The availability of land made such trade attractive to tens of thousands of colonists during the 1600s and 1700s. Some arrived from England or Ireland as indentured servants, a few came as wealthy land owners, but most arrived seeking ways to make their fortunes. This inculded people from many countries, such as Germany, Sweden, and Holland.
This desire for land, however, often put colonists in conflict with Native Americans. While most new colonies began by establishing trade and sharing of land between Europeans and American Indians, as more colonists arrived war was often the result. Moreover, as available land made it hard for plantation owners to find willing laborers, especially in the southern colonies such as Virginia or South Carolina, English colonists increasingly turned to enslaved Africans for their workforce. The freedom that many Europeans found in land ownership and independent farming was in stark contrast to the bondage of slavery.
These documents offer different perspectives on the diverse societies that developed in British North America between 1607 and the era of the American Revolution.

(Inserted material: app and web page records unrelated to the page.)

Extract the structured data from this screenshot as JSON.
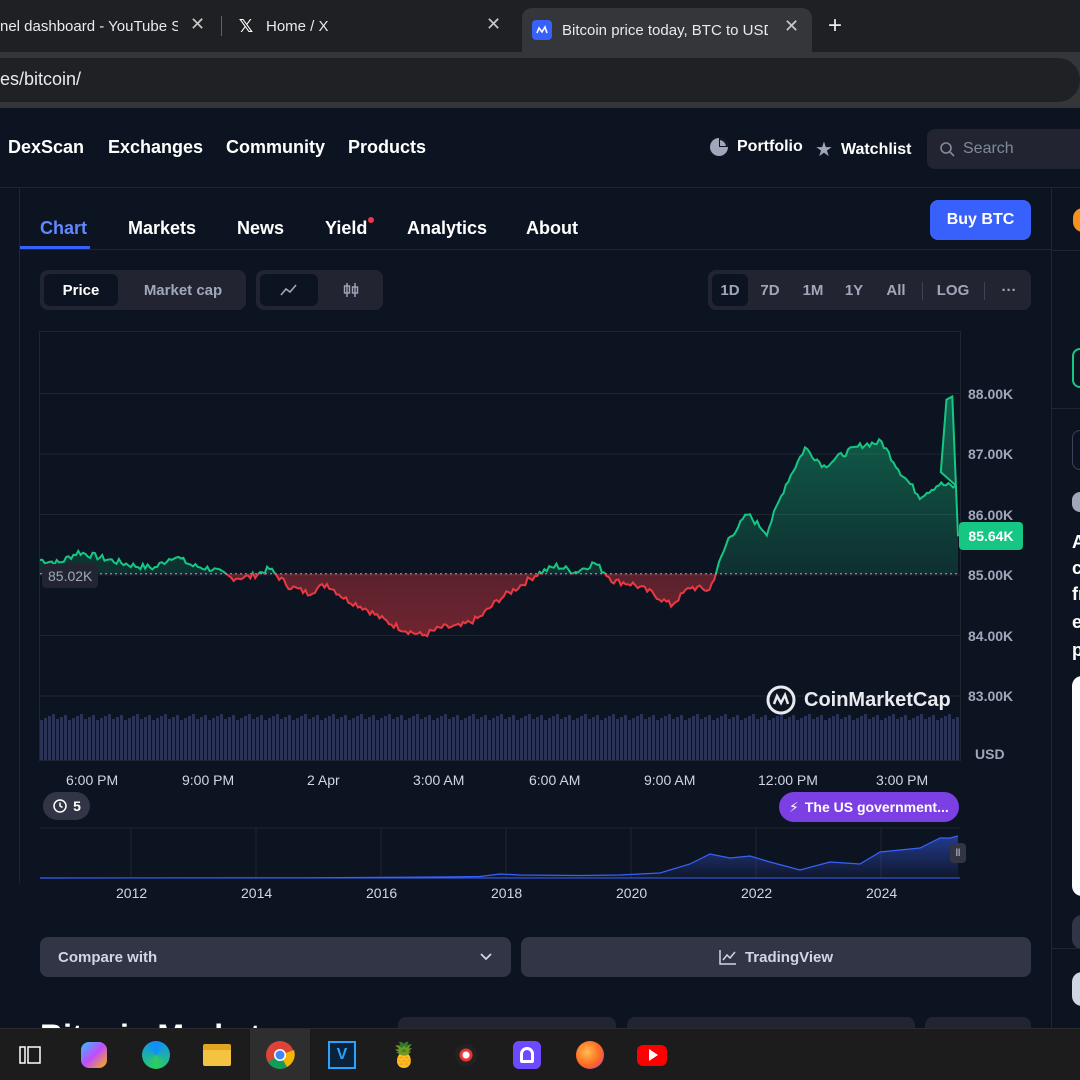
{
  "browser": {
    "tabs": [
      {
        "title": "nel dashboard - YouTube S"
      },
      {
        "title": "Home / X"
      },
      {
        "title": "Bitcoin price today, BTC to USD"
      }
    ],
    "url": "es/bitcoin/"
  },
  "header": {
    "nav": [
      "DexScan",
      "Exchanges",
      "Community",
      "Products"
    ],
    "portfolio": "Portfolio",
    "watchlist": "Watchlist",
    "search_placeholder": "Search"
  },
  "subnav": {
    "tabs": [
      "Chart",
      "Markets",
      "News",
      "Yield",
      "Analytics",
      "About"
    ],
    "active": "Chart",
    "buy_button": "Buy BTC"
  },
  "controls": {
    "metric_toggle": [
      "Price",
      "Market cap"
    ],
    "metric_selected": "Price",
    "ranges": [
      "1D",
      "7D",
      "1M",
      "1Y",
      "All",
      "LOG"
    ],
    "range_selected": "1D",
    "more": "···"
  },
  "chart_data": {
    "type": "area",
    "title": "",
    "xlabel": "",
    "ylabel": "USD",
    "ylim": [
      82500,
      88500
    ],
    "yticks": [
      "88.00K",
      "87.00K",
      "86.00K",
      "85.00K",
      "84.00K",
      "83.00K"
    ],
    "xticks": [
      "6:00 PM",
      "9:00 PM",
      "2 Apr",
      "3:00 AM",
      "6:00 AM",
      "9:00 AM",
      "12:00 PM",
      "3:00 PM"
    ],
    "baseline_label": "85.02K",
    "baseline": 85020,
    "current_label": "85.64K",
    "current": 85640,
    "colors": {
      "up": "#16c784",
      "down": "#ea3943",
      "volume": "#2a3356",
      "brush": "#3861fb"
    },
    "x_hours": [
      0,
      0.5,
      1,
      1.5,
      2,
      2.5,
      3,
      3.5,
      4,
      4.5,
      5,
      5.5,
      6,
      6.5,
      7,
      7.5,
      8,
      8.5,
      9,
      9.5,
      10,
      10.5,
      11,
      11.5,
      12,
      12.5,
      13,
      13.5,
      14,
      14.5,
      15,
      15.5,
      16,
      16.5,
      17,
      17.5,
      18,
      18.5,
      19,
      19.5,
      20,
      20.5,
      21,
      21.5,
      22,
      22.5,
      23,
      23.5,
      24
    ],
    "values": [
      85250,
      85200,
      85380,
      85300,
      85220,
      85150,
      85120,
      85320,
      85150,
      85100,
      84950,
      84970,
      85100,
      84820,
      84700,
      84850,
      84600,
      84450,
      84250,
      84100,
      84000,
      84130,
      84150,
      84300,
      84600,
      84800,
      85020,
      85150,
      85050,
      85200,
      84900,
      84850,
      84700,
      84500,
      84800,
      84750,
      85600,
      86000,
      85700,
      86500,
      87100,
      86800,
      87000,
      87150,
      87200,
      86700,
      86300,
      86500,
      86450
    ],
    "spike": {
      "x_hour": 23.7,
      "value": 87900
    },
    "minimap": {
      "xticks": [
        "2012",
        "2014",
        "2016",
        "2018",
        "2020",
        "2022",
        "2024"
      ]
    }
  },
  "chart_overlays": {
    "watermark": "CoinMarketCap",
    "history_count": "5",
    "news_badge": "The US government..."
  },
  "actions": {
    "compare": "Compare with",
    "tradingview": "TradingView"
  },
  "below": {
    "section_title": "Bitcoin Markets"
  },
  "right_sidebar_letters": [
    "A",
    "c",
    "fr",
    "e",
    "p"
  ],
  "taskbar": {
    "apps": [
      "task-view",
      "copilot",
      "edge",
      "file-explorer",
      "chrome",
      "vim-app",
      "pinata-app",
      "media-app",
      "proton-app",
      "firefox",
      "youtube"
    ]
  }
}
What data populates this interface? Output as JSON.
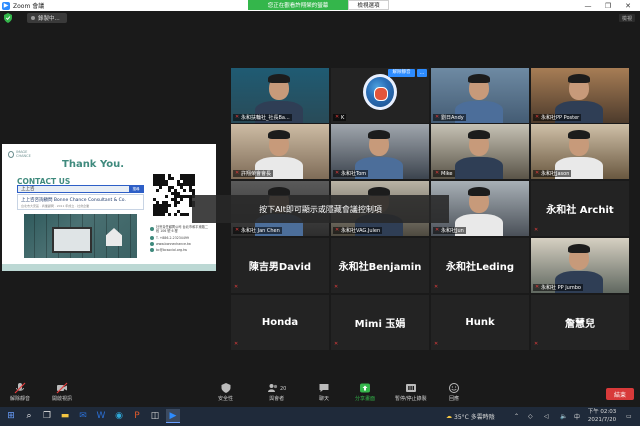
{
  "window": {
    "app_title": "Zoom 會議",
    "share_banner": "您正在觀看許翔榮的螢幕",
    "view_options": "檢視選項",
    "minimize": "—",
    "maximize": "❐",
    "close": "✕"
  },
  "meeting": {
    "recording_chip": "錄製中...",
    "view_button": "檢視"
  },
  "shared_screen": {
    "logo_text": "IMAGE CHANCE",
    "thank_you": "Thank You.",
    "contact_us": "CONTACT US",
    "search_value": "上上咨",
    "search_button": "搜尋",
    "result_title": "上上咨咨詢顧問 Bonne Chance Consultant & Co.",
    "result_sub": "台北市大安區 · 商業顧問 · 2011 年成立 · 社會企業",
    "info_address": "社會責任顧問公司 台北市和平東路二段 106 號 6 樓",
    "info_phone": "T. +886-2-23234499",
    "info_web": "www.bonnechance.tw",
    "info_email": "bc@bcsocial.org.tw"
  },
  "tiles": [
    {
      "label": "永和扶輪社_社長Ba...",
      "kind": "video",
      "muted": true
    },
    {
      "label": "K",
      "kind": "logo",
      "muted": true
    },
    {
      "label": "劉日Andy",
      "kind": "video",
      "muted": true
    },
    {
      "label": "永和社PP Poster",
      "kind": "video",
      "muted": true
    },
    {
      "label": "許翔榮會會長",
      "kind": "video",
      "muted": true,
      "active": true
    },
    {
      "label": "永和社Tom",
      "kind": "video",
      "muted": true
    },
    {
      "label": "Mike",
      "kind": "video",
      "muted": true
    },
    {
      "label": "永和社Jason",
      "kind": "video",
      "muted": true
    },
    {
      "label": "永和社 Jan Chen",
      "kind": "video",
      "muted": true
    },
    {
      "label": "永和社VAG.Julen",
      "kind": "video",
      "muted": true
    },
    {
      "label": "永和社Jun",
      "kind": "video",
      "muted": true
    },
    {
      "label": "永和社 Archit",
      "kind": "name",
      "muted": true
    },
    {
      "label": "陳吉男David",
      "kind": "name",
      "muted": true
    },
    {
      "label": "永和社Benjamin",
      "kind": "name",
      "muted": true
    },
    {
      "label": "永和社Leding",
      "kind": "name",
      "muted": true
    },
    {
      "label": "永和社 PP Jumbo",
      "kind": "video",
      "muted": true
    },
    {
      "label": "Honda",
      "kind": "name",
      "muted": true
    },
    {
      "label": "Mimi 玉娟",
      "kind": "name",
      "muted": true
    },
    {
      "label": "Hunk",
      "kind": "name",
      "muted": true
    },
    {
      "label": "詹慧兒",
      "kind": "name",
      "muted": true
    }
  ],
  "overlay_message": "按下Alt即可顯示或隱藏會議控制項",
  "toolbar": {
    "unmute": "解除靜音",
    "start_video": "開啟視訊",
    "security": "安全性",
    "participants": "與會者",
    "participants_count": "20",
    "chat": "聊天",
    "share_screen": "分享畫面",
    "record": "暫停/停止錄製",
    "reactions": "回應",
    "end": "結束"
  },
  "taskbar": {
    "weather": "35°C 多雲時陰",
    "time": "下午 02:03",
    "date": "2021/7/20",
    "ime": "中"
  },
  "colors": {
    "zoom_blue": "#2d8cff",
    "share_green": "#34b64b",
    "end_red": "#d83a3a",
    "muted_red": "#e13c3c",
    "active_speaker": "#c6e86a"
  }
}
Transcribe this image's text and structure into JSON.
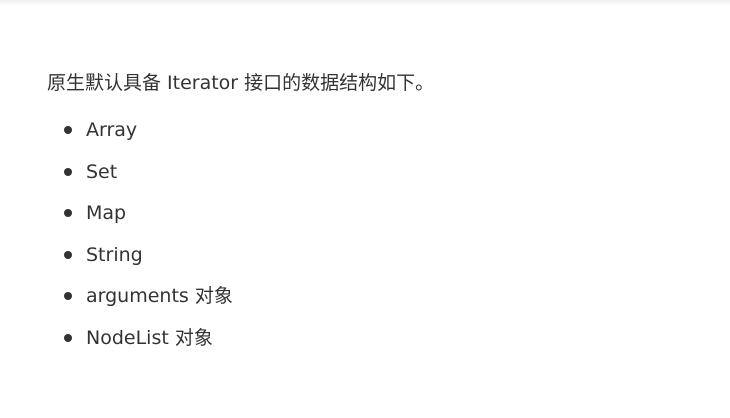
{
  "intro": "原生默认具备 Iterator 接口的数据结构如下。",
  "items": [
    {
      "label": "Array"
    },
    {
      "label": "Set"
    },
    {
      "label": "Map"
    },
    {
      "label": "String"
    },
    {
      "label": "arguments 对象"
    },
    {
      "label": "NodeList 对象"
    }
  ]
}
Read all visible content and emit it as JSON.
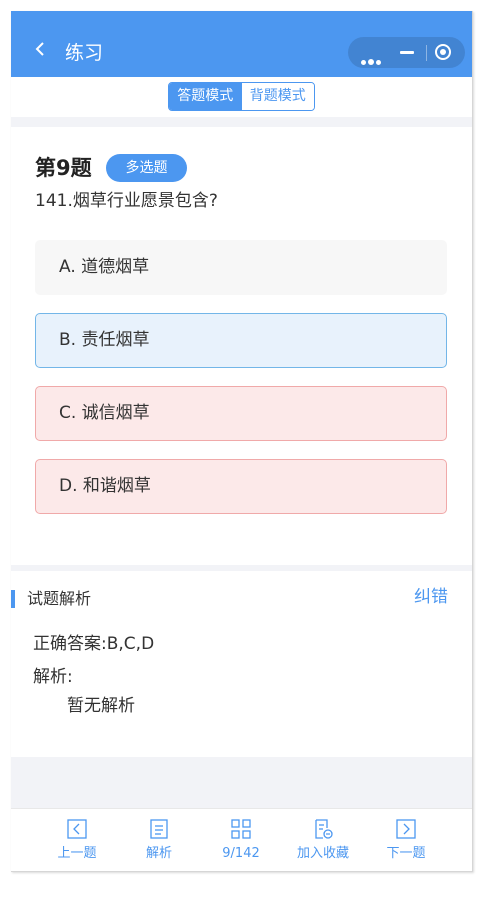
{
  "navbar": {
    "title": "练习",
    "back_icon": "chevron-left-icon",
    "capsule_more_icon": "more-dots-icon",
    "capsule_minimize_icon": "minus-icon",
    "capsule_close_icon": "target-icon"
  },
  "mode": {
    "answer_mode": "答题模式",
    "recite_mode": "背题模式",
    "active": "answer_mode"
  },
  "question": {
    "number_label": "第9题",
    "type_badge": "多选题",
    "text": "141.烟草行业愿景包含?",
    "options": [
      {
        "label": "A. 道德烟草",
        "state": "default"
      },
      {
        "label": "B. 责任烟草",
        "state": "correct-selected"
      },
      {
        "label": "C. 诚信烟草",
        "state": "missed"
      },
      {
        "label": "D. 和谐烟草",
        "state": "missed"
      }
    ]
  },
  "analysis": {
    "title": "试题解析",
    "report_link": "纠错",
    "answer_label": "正确答案:",
    "answer_value": "B,C,D",
    "explain_label": "解析:",
    "explain_text": "暂无解析"
  },
  "tabbar": {
    "items": [
      {
        "label": "上一题",
        "icon": "prev-icon"
      },
      {
        "label": "解析",
        "icon": "document-icon"
      },
      {
        "label": "9/142",
        "icon": "grid-icon"
      },
      {
        "label": "加入收藏",
        "icon": "favorite-icon"
      },
      {
        "label": "下一题",
        "icon": "next-icon"
      }
    ]
  },
  "colors": {
    "accent": "#4c97f0",
    "correct_bg": "#e8f2fc",
    "correct_border": "#73b6e8",
    "missed_bg": "#fce9e9",
    "missed_border": "#f0a9a9"
  }
}
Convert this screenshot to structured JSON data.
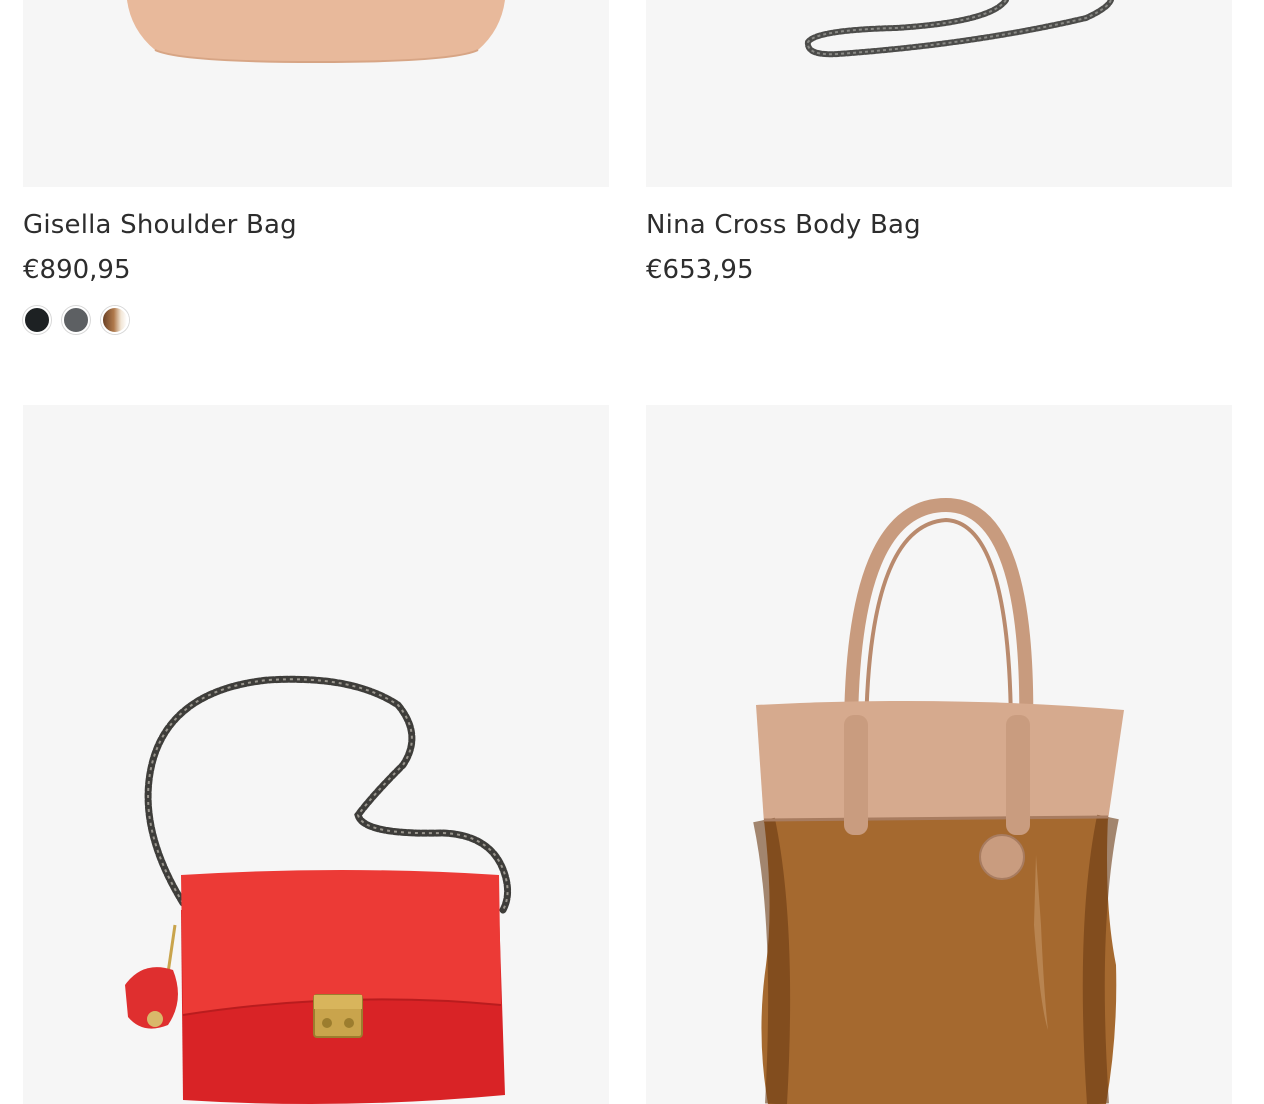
{
  "products": [
    {
      "name": "Gisella Shoulder Bag",
      "price": "€890,95",
      "image": "beige-leather-shoulder-bag",
      "swatches": [
        {
          "name": "black",
          "color": "#1d2123"
        },
        {
          "name": "grey",
          "color": "#5d6063"
        },
        {
          "name": "brown-fur",
          "color": "#8a5a36"
        }
      ]
    },
    {
      "name": "Nina Cross Body Bag",
      "price": "€653,95",
      "image": "chain-strap-cross-body-bag"
    },
    {
      "image": "red-leather-cross-body-bag-with-chain"
    },
    {
      "image": "beige-and-springbok-fur-tote-bag"
    }
  ],
  "colors": {
    "image_background": "#f6f6f6",
    "text": "#2d2d2d",
    "bag_beige": "#e9b99a",
    "bag_red": "#e32b2b",
    "fur_brown": "#a5692f"
  }
}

"The Colonial Era: Introduction" is licensed under a Creative Commons Attribution (CC BY) license by Prof. Stephen Duncan at Bronx Community College.